The 3m long Ophthalmosaurus was discovered in Dorset, England when a road was built through the Late Jurassic mudstones in which it lay. The recently discovered genus gets its name from its huge eye sockets, suggesting it hunted at great depths. Ophthalmosaurus, like all Ichthyosaurs, had a basically dolphin-shaped body, and filled a similar niche in the oceans of the time.
Dr. Silvia Danise of Plymouth University found narrow grooves on the fossil’s rib bones and concluded these were from fish picking at its flesh after it sank to the bottom of the ocean. She attributed star-shaped marks to sea urchins, eating bacteria that had fed on remaining flesh.
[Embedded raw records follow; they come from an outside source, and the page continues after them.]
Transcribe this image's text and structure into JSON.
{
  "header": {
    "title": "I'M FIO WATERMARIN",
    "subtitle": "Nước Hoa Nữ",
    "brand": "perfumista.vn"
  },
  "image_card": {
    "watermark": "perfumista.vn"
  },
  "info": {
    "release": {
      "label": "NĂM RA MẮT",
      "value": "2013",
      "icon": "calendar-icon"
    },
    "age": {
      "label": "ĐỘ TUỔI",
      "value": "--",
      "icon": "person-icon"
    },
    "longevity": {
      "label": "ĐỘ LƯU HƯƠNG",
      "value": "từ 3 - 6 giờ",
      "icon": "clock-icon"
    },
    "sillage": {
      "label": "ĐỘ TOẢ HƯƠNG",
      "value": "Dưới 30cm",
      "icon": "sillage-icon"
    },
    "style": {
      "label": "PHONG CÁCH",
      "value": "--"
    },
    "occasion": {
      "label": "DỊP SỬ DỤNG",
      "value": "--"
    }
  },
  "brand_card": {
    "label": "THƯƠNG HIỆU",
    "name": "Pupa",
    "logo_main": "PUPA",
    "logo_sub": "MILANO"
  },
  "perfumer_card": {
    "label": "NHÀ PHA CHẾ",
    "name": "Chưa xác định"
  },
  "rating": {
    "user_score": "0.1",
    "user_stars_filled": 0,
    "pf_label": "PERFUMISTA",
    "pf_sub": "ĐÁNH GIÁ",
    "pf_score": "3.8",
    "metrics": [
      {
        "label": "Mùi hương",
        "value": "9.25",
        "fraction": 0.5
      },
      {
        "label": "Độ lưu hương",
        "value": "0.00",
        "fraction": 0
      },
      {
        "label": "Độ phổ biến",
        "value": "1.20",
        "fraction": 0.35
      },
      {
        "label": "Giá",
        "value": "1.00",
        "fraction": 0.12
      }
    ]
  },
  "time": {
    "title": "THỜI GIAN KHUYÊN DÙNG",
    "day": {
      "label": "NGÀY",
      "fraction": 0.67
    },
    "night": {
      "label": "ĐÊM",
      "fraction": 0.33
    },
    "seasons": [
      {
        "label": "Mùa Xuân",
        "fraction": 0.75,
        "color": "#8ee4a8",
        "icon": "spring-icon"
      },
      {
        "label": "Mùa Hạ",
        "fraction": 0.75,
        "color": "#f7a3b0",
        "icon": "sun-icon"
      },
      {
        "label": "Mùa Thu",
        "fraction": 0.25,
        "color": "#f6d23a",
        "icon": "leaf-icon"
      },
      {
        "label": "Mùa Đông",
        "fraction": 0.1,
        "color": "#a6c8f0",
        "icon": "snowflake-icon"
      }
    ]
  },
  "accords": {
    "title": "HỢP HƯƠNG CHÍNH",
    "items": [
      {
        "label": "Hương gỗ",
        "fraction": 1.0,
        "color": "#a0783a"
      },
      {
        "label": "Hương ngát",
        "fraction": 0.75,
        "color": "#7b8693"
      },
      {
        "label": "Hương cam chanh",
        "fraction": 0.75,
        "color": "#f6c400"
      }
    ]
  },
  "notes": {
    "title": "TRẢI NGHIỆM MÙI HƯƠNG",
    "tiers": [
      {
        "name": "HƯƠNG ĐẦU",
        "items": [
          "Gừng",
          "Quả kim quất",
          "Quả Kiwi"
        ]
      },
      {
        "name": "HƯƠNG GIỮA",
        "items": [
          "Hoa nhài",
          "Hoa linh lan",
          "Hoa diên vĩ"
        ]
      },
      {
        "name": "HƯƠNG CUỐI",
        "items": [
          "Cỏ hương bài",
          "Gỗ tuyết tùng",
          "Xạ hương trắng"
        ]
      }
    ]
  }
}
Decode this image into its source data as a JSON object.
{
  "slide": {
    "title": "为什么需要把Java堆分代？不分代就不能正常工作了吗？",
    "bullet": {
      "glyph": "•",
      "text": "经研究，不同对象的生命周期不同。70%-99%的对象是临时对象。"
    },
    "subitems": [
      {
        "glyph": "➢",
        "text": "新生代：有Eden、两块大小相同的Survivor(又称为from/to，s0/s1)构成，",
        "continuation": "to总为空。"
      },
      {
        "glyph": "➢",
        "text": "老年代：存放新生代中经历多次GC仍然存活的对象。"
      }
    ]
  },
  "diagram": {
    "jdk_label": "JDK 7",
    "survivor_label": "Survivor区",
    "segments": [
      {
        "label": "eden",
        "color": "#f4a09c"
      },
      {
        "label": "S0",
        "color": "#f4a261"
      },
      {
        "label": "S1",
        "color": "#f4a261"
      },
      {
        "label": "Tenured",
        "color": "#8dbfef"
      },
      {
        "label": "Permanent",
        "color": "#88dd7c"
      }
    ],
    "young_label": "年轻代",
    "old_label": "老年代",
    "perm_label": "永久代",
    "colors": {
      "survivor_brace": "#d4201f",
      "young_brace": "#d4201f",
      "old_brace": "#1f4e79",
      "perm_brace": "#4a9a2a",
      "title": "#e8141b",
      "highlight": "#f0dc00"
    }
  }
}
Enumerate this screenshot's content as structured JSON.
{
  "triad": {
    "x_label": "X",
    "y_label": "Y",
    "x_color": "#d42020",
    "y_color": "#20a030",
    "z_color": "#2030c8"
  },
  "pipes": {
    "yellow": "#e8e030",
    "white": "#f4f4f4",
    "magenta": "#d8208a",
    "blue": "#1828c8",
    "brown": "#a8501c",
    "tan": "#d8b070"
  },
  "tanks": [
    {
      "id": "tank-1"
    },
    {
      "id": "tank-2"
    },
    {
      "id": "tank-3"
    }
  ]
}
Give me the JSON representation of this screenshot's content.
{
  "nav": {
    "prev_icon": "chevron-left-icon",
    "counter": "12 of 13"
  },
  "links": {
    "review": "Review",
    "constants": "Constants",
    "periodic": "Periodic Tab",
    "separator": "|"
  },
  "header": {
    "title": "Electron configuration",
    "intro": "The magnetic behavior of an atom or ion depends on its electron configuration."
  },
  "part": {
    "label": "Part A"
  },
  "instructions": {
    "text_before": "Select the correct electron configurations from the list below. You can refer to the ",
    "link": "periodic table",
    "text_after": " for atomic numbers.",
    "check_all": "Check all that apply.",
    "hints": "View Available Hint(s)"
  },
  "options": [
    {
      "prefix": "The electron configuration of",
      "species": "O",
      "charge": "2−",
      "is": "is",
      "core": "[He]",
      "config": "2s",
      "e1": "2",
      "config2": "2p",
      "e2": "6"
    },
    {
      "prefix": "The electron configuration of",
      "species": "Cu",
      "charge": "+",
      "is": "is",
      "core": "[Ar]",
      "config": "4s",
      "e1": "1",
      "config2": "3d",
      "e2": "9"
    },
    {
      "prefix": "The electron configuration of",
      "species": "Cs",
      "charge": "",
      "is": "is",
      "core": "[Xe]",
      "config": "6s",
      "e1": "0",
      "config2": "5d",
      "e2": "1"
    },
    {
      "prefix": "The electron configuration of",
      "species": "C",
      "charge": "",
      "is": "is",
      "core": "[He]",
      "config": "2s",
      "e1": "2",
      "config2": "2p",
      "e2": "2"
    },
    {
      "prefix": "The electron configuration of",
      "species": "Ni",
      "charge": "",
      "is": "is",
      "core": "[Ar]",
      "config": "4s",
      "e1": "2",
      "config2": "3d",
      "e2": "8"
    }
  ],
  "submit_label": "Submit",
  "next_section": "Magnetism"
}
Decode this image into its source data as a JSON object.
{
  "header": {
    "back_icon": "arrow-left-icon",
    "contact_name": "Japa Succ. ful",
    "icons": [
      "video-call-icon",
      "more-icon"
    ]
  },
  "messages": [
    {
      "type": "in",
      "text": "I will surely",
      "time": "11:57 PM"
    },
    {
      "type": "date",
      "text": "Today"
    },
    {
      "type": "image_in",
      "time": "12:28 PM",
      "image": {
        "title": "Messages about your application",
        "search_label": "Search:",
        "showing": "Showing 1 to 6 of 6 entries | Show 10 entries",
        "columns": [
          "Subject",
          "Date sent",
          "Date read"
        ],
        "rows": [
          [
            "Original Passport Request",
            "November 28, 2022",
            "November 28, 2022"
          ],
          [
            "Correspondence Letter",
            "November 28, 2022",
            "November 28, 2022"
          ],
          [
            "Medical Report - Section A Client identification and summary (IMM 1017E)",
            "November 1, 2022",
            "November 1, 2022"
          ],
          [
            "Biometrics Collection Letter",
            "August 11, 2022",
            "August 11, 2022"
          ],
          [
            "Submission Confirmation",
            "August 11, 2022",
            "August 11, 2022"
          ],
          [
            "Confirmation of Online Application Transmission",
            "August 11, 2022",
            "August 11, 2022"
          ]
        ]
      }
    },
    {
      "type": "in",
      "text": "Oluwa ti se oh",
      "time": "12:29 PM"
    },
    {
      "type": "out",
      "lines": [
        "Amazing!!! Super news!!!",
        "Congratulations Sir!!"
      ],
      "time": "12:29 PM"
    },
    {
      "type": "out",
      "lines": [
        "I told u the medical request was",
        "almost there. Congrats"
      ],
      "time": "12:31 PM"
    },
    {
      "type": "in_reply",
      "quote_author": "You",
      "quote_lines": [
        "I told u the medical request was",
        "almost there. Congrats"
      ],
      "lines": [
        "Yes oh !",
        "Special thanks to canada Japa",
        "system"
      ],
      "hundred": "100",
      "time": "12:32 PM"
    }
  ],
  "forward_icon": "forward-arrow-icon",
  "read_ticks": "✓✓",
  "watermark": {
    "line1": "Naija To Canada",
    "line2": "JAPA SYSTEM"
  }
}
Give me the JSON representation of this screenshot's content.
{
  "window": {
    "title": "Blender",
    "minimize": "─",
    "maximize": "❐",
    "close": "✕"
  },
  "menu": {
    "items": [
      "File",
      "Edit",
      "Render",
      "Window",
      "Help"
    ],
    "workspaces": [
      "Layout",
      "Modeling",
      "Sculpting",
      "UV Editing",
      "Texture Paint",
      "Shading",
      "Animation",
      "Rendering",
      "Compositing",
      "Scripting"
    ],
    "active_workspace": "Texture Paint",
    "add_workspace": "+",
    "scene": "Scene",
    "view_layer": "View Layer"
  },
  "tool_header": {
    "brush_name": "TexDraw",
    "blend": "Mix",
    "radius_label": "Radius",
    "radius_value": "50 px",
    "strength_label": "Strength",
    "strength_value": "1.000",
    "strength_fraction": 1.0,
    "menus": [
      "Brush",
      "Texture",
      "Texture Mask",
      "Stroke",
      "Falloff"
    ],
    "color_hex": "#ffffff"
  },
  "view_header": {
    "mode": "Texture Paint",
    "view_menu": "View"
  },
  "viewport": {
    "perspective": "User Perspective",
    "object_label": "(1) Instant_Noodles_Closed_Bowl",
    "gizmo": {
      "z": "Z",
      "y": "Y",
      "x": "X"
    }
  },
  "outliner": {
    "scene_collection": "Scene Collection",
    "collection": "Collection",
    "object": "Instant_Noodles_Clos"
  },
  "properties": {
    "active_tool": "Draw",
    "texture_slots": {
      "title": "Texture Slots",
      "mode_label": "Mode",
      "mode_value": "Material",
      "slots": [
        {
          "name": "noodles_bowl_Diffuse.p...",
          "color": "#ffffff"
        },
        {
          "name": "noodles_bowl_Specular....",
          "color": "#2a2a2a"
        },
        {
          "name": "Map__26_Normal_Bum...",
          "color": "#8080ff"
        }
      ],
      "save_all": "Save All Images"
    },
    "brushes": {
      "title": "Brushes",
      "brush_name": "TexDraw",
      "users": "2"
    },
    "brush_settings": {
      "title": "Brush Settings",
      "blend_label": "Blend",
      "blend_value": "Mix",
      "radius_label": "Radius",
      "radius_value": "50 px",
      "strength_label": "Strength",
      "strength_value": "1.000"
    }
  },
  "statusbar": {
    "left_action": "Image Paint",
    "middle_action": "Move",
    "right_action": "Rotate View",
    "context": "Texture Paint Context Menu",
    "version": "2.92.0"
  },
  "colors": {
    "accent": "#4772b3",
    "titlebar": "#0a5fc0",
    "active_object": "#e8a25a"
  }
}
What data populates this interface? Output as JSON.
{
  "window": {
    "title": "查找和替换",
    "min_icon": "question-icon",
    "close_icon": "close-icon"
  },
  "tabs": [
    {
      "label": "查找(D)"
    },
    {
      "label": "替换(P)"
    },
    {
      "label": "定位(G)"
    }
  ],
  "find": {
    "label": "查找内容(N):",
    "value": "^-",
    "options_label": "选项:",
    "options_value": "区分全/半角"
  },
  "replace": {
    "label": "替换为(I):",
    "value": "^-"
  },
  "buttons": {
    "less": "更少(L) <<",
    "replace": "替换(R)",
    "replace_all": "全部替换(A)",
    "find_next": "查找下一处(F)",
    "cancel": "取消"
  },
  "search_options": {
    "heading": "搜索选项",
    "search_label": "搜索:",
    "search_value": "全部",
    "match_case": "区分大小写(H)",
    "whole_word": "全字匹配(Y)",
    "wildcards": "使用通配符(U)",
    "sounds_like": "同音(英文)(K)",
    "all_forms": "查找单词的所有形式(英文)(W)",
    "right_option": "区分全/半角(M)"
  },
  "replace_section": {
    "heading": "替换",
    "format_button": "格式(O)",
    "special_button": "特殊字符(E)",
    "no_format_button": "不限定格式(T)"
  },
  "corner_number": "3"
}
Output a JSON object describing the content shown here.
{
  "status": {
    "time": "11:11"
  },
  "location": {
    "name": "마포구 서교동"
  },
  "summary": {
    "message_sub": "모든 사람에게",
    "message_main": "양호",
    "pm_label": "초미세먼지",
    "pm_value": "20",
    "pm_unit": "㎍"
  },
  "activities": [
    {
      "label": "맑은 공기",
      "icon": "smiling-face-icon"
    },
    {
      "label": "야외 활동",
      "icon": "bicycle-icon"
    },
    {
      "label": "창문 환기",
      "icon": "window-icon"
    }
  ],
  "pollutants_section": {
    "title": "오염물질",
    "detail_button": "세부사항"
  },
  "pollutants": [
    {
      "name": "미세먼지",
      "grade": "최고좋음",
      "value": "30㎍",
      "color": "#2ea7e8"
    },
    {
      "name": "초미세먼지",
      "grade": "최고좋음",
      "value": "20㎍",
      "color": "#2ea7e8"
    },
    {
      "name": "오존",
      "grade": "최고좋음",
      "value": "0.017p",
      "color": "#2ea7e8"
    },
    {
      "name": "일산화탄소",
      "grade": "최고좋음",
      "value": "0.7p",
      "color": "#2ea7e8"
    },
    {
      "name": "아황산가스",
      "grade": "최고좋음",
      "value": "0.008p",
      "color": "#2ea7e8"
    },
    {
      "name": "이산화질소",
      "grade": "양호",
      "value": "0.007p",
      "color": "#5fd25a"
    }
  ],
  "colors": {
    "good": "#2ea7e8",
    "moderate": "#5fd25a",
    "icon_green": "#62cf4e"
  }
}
As Danise explains in Nature Communications, the carcasses of cetaceans, known as whale falls, are home to rich food webs, and the record from this ancient version reveals both similarities and differences.
“The early ‘mobile-scavenger’ and ‘enrichment-opportunist’ stages were not succeeded by a ‘sulphophilic stage’ characterized by chemosynthetic molluscs, but instead the bones were colonized by microbial mats that attracted echinoids [sea urchins] and other mat-grazing invertebrates,” Danise writes.
The bones went through “a well developed ‘reef stage’" where oyster-like creatures colonized the bones. Today such a stage is rare, with bone-eating Osedax worms consuming the skeleton before this can occur. Osedax have not been identified before the late Cretaceous, so may not have been around to play a similar role when this Ophthalmosaurus died. However, having only been discovered in 2002, there is a lot we don’t know about the worms.
This is the first ichthyosaur to be studied in this way, but with some of the ancient reptiles growing to 21m long, it is likely their graveyards represented an important part of the ocean ecology at the time. The authors note that in many cases, it is hard to identify the creatures responsible for particular marks as a result of convergent evolution of reproductive behaviour among unrelated organisms that exploit similar environments.
In addition to studying marine responses to ichthyosaurs and whales, Danise is studying the little-researched area of how deep sea ecosystems responded to major extinction events.
Nature Communications. Narrow grooves suspected to be from scavenging fish.
Nature Communications, A close up of the marks left by sea urchins on the ichthyosaur bones.